One of the most spectacular things I have ever seen, and something which I will never forget, was the first destroyer which left the harbor to pursue the enemy.
Ships leaving the harbor pass within 200 yards of us here. As this destroyer left the harbor every gun was manned and the air above her and all around her was filled with the flames from her guns.
She was going full speed which is plenty of knots. For a moment or two I thought her wake would cause damage to our boats at the dock, but a large dredge lying just off the dock broke up the swells and little or no damage resulted.
A moment or two later we got our torpedo or Mosquito fleet under way and they headed to sea at full speed. As each ship of our fleet passed us headed to sea to find the enemy, our men would let go with a loud cheer.
Believe me, you folks on the mainland can well be proud of the men in the armed forces out here. Every man pitched in with everything he had. Great numbers of them gave their lives. I lost several very good friends as many others did but there wasn’t a man who stopped or hesitated.
We were caught napping but there is no crying over spilt milk. We all know we have a job to do and that is to pay back double, no treble for every bit of damage they did in their yellow sneak raid. And believe me you can’t force a man to quit his job, every man is determined to stick until the Yellow Sons of the Sinking Sun are smashed.
We don’t expect to do it in any fortnight, we know now the Japs are powerful, but if it takes a lifetime we shant quit until the job is done.
The morale of the men here has never been higher, although we have to live under restrctions. I haven’t heard of a man complain. There is no crying about the raid. In fact there are many stories about the humorous things that hapened during the raid which has given us many a laugh.
I saw a man go into the bombardment squadron barracks. He had just disappeared from sight when somewhere in the building a bomb exploded and he was blown out through a screened window he was standing near. He just sat there and rubbed his head then looked up and said “God, what lousy hospitality.”
On one of the battleships, the Anti Aircraft batteries were rendered useless. The captain ordered the men to run to the spud lockers and get sacks of spuds. He then joined the men in throwing spuds at the enemy planes as they swooped low to machine gun the decks. They threw spuds until the ship started to capsize and the order to abandon ship was given.

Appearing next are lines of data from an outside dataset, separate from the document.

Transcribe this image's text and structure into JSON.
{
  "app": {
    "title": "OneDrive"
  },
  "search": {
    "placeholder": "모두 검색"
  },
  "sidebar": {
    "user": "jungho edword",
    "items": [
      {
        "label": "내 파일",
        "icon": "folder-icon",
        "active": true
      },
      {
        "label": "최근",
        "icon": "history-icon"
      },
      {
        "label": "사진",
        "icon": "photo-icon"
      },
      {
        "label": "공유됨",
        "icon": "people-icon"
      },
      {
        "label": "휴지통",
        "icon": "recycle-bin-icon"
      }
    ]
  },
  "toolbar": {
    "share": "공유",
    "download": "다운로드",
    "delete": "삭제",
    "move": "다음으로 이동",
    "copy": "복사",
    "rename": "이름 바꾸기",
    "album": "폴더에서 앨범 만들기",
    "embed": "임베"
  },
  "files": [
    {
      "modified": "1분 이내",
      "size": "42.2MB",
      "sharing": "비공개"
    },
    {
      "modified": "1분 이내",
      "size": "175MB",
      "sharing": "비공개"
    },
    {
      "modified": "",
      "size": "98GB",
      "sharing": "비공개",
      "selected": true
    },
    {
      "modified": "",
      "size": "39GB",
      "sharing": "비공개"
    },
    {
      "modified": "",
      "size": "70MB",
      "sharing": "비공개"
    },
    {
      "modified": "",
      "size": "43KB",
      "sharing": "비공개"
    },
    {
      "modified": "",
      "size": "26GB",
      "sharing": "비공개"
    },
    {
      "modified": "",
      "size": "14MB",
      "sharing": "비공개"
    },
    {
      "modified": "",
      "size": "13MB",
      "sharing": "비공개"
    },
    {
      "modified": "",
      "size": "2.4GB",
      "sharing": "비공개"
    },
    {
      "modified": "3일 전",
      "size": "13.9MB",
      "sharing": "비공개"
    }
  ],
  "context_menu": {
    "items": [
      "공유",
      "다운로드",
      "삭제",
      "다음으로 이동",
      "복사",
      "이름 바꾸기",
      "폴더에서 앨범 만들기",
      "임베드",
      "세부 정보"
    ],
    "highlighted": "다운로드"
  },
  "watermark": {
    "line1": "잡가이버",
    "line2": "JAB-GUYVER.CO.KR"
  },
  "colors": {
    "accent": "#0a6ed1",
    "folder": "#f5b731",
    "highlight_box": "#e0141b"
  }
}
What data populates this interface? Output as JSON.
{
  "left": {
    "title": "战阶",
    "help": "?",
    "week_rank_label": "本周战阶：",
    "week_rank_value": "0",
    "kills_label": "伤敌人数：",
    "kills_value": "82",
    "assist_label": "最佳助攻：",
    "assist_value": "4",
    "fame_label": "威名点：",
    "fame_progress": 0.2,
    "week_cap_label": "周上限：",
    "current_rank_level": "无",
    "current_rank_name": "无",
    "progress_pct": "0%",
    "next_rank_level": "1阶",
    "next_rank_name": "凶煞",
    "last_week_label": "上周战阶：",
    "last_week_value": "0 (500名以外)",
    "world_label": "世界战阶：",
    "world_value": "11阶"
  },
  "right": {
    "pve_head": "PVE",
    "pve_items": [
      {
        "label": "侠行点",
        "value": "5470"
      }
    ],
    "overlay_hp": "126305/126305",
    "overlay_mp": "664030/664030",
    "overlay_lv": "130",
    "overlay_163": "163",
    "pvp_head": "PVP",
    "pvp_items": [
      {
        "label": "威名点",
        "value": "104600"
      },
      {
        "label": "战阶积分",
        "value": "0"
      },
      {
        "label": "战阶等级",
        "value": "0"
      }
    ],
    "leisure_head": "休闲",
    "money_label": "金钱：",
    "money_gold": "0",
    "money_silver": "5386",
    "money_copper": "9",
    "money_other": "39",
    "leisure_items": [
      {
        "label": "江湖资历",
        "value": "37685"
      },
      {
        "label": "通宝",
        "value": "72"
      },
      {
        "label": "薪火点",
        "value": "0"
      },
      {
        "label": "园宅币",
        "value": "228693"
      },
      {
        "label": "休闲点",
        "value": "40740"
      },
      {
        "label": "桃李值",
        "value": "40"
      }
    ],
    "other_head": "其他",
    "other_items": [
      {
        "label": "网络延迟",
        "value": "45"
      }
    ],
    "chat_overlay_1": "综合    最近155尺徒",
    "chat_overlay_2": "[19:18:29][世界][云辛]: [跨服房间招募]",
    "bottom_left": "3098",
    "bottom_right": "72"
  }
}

I wonder why there is humor in every tragedy.
The lesson we learned here is one you folks there can well profit from. You may think it foolish to have to stand lookouts on the beach, etc. but it’s not. We thought no-one would dare attack such a well fortified place such as this, so we got sort of lax in our look-outs and patrols. Ammunition wasn’t ready etc.
It won’t happen again, which we proved that Sunday night when enemy bombers tried to sneak back for another raid. They didn’t get to drop a single bomb before our guns got their range and finished them off..
We have had several alarms since then; either the enemy never got this far or it was sounded for some other reason. We all know that they will probably be back, but boy are we ready for them, and believe me you, they shall never surprise us again.
I guess I was lucky to get through it with my life. It isn’t the enemy bullet with my number on it that worries me, it’s the one that’s sent “to whom it may conern.” Never fear, though. I’ll be back there before you know it – beating your pants off of you in pinochle.
At the time of this letter, Kenneth Bracken was a 28 year old sailor, posted to the Small Craft Disbursing Office at Bishops Point, Oahu, Hawaii. November 24, 1943, he was on board the USS Liscome Bay when it was torpedoed and sunk following the invasion of the Gilbert Islands.
Out of 912 crew members, my Dad was one of 272 survivors.
The above is excerpted out of a letter he wrote to good friends a month after the attack on Pearl.